WORK TASK ▸ Every line of the data that contains the string "meta" must be copied.

Records from a data source ▸
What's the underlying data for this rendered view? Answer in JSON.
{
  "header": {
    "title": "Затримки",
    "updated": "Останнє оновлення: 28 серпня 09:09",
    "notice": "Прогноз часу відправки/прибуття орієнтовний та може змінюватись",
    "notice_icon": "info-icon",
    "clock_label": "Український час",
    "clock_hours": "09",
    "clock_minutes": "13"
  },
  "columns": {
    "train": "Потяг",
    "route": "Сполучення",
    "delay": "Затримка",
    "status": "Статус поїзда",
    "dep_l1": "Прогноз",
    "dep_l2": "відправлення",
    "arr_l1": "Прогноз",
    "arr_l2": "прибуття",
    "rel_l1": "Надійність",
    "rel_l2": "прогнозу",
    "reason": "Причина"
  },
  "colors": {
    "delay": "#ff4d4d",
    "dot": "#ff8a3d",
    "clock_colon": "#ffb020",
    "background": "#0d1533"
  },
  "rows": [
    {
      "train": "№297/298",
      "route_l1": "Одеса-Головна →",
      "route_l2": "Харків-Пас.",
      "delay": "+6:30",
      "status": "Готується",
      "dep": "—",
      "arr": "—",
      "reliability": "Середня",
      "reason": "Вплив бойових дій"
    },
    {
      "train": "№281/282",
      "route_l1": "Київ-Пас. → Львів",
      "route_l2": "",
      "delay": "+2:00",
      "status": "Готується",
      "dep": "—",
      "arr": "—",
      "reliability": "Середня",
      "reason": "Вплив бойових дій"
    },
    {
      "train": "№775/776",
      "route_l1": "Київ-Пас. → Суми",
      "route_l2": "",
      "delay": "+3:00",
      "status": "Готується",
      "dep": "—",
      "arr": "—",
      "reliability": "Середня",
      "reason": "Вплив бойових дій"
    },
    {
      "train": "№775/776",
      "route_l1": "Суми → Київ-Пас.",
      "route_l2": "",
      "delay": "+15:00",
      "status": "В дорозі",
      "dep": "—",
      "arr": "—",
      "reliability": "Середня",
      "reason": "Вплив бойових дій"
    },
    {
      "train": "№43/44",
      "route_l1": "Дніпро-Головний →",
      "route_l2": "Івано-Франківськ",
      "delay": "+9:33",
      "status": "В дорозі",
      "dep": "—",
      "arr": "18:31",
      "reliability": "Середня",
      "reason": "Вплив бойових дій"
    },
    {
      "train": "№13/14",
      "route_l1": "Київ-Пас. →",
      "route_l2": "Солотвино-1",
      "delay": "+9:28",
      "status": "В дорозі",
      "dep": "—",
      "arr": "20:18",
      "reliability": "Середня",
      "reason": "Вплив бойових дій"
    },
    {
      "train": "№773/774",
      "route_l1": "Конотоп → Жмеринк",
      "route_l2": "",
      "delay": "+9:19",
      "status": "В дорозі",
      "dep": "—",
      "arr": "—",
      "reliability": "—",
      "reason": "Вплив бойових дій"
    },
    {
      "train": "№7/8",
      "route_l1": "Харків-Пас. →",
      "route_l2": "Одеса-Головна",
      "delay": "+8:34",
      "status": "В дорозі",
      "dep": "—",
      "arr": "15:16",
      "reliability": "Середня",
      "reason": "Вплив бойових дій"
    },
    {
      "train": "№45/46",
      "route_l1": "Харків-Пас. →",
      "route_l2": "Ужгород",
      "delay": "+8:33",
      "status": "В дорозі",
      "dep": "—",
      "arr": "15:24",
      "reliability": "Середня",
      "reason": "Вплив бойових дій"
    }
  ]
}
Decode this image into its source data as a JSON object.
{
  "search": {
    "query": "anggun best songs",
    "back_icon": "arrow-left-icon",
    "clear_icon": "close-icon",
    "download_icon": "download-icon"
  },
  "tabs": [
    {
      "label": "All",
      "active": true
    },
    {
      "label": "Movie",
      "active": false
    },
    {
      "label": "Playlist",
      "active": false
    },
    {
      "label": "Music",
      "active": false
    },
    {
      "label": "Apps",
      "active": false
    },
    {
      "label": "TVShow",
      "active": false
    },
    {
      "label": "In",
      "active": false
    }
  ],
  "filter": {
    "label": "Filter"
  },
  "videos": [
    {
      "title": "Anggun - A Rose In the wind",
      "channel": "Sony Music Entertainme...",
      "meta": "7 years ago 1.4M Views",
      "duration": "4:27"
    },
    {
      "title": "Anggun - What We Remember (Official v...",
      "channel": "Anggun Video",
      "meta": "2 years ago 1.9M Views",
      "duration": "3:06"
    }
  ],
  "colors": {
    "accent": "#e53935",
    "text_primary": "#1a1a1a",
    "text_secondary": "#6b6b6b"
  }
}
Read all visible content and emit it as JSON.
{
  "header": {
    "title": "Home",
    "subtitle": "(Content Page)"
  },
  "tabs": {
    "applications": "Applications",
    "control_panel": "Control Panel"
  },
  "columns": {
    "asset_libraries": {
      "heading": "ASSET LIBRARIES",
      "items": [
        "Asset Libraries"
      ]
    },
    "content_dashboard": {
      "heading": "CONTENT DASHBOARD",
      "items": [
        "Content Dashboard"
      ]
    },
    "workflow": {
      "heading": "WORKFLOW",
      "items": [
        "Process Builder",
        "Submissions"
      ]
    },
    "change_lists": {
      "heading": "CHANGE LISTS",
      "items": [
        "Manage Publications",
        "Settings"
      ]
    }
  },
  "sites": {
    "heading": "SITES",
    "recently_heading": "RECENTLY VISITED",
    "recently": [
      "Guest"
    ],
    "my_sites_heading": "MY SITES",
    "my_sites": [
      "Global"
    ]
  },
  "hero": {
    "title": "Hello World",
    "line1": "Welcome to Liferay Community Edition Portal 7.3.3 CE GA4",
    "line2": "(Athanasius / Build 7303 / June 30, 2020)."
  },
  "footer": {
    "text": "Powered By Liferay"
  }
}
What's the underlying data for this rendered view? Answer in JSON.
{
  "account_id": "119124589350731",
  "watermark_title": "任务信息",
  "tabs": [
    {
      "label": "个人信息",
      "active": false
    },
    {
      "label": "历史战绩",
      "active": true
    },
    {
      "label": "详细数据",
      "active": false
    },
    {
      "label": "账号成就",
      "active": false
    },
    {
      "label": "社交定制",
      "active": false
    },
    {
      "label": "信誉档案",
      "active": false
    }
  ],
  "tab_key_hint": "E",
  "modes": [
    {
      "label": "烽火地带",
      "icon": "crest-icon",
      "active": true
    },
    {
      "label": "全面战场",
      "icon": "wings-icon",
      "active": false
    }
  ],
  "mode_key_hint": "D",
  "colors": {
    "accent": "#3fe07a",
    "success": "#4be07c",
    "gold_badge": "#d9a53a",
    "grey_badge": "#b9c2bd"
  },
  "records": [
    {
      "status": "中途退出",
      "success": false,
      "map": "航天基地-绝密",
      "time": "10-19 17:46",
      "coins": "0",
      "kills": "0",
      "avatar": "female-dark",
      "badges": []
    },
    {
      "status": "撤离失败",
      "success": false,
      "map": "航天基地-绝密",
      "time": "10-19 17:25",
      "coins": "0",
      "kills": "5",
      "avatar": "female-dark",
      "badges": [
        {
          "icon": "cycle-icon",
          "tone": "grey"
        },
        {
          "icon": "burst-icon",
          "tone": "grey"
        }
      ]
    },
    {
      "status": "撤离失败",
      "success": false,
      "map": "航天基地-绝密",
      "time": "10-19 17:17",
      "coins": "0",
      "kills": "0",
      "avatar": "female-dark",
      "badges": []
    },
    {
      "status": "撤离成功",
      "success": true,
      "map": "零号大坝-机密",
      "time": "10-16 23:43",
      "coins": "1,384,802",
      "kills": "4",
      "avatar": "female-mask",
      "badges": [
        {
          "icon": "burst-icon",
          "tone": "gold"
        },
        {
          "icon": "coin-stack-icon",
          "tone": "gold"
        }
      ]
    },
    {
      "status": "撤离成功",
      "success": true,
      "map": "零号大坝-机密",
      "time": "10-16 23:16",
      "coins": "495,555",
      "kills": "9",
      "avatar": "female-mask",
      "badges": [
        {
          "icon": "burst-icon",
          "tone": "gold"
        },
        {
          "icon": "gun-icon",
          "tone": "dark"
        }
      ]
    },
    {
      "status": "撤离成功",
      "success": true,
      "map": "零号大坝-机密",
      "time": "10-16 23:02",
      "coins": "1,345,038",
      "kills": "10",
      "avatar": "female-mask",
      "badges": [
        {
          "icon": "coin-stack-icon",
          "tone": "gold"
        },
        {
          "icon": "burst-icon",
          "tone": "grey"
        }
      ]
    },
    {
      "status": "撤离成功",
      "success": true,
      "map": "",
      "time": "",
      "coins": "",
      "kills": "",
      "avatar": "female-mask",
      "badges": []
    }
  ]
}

SOLUTION TO THIS PROBLEM ▸
      "meta": "7 years ago 1.4M Views",
      "meta": "2 years ago 1.9M Views",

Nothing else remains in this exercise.